Why I Need an Editor Part #2

As I slowly move through my recent WIP (work in progress), my editor, Denise Vitola, is pointing out things that I never really thought about before. For instance, the word “very.” I like this word. If I’m happy, I’m usually very happy. If I’m tired, I’m usually very tired. Maybe I’m a girl of extremes, but I use this word to make my adjectives stronger and to show that “I’m really serious about this feeling.”

Alas, I’ve been instructed to “banish the word ‘very’ from my manuscript.” This word, along with other descriptive words like “extremely, ridiculously and amazingly.” Why? Because these words don’t give the reader any sort of real visual. There is always a stronger word to use. My thought to my editor was, “but why must we explain everything? Can’t we let our readers figure anything out for themselves or create whatever description they’d like themselves?” Her answer? “No.”

Her explanation and suggestions are this: If I say “the girl is very beautiful.” Denise says “the girl is either beautiful or she’s not. You can use a much better word.” Hence, if she’s THAT beautiful, well, “the girl is stunning.”

Along these same lines: “He is ridiculously funny.” Nope, he’s either funny or he’s not, or he’s HILARIOUS. “She is very cold.” If she is very cold, isn’t she “freezing? “She is very smart.” Actually, that means “she’s brilliant.” You get the idea.

Denise believes that as writers we must find ways to describe the situation visually to our readers. We must choose words that are stronger and have more description to them.

I agree and I’m very happy about her comments… Actually “I’m ecstatic!”

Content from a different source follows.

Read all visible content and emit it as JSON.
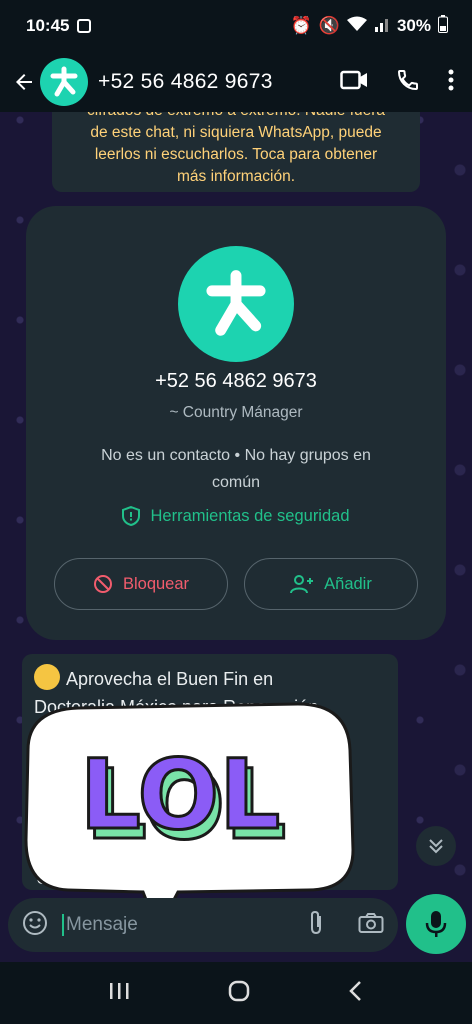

For anyone interested in working with a great editor – Denise is doing a special until Labor Day. Normally she charges $4 a page, but she’s only charging $2 a page, doublespaced, for your manuscript. If you wish to take your writing up to the next level and have a real writing coach work with you, with the work personalized specifically to your novel, I highly recommend her. Here’s her website: http://www.thomas-talks-to-me.com/editing/index.html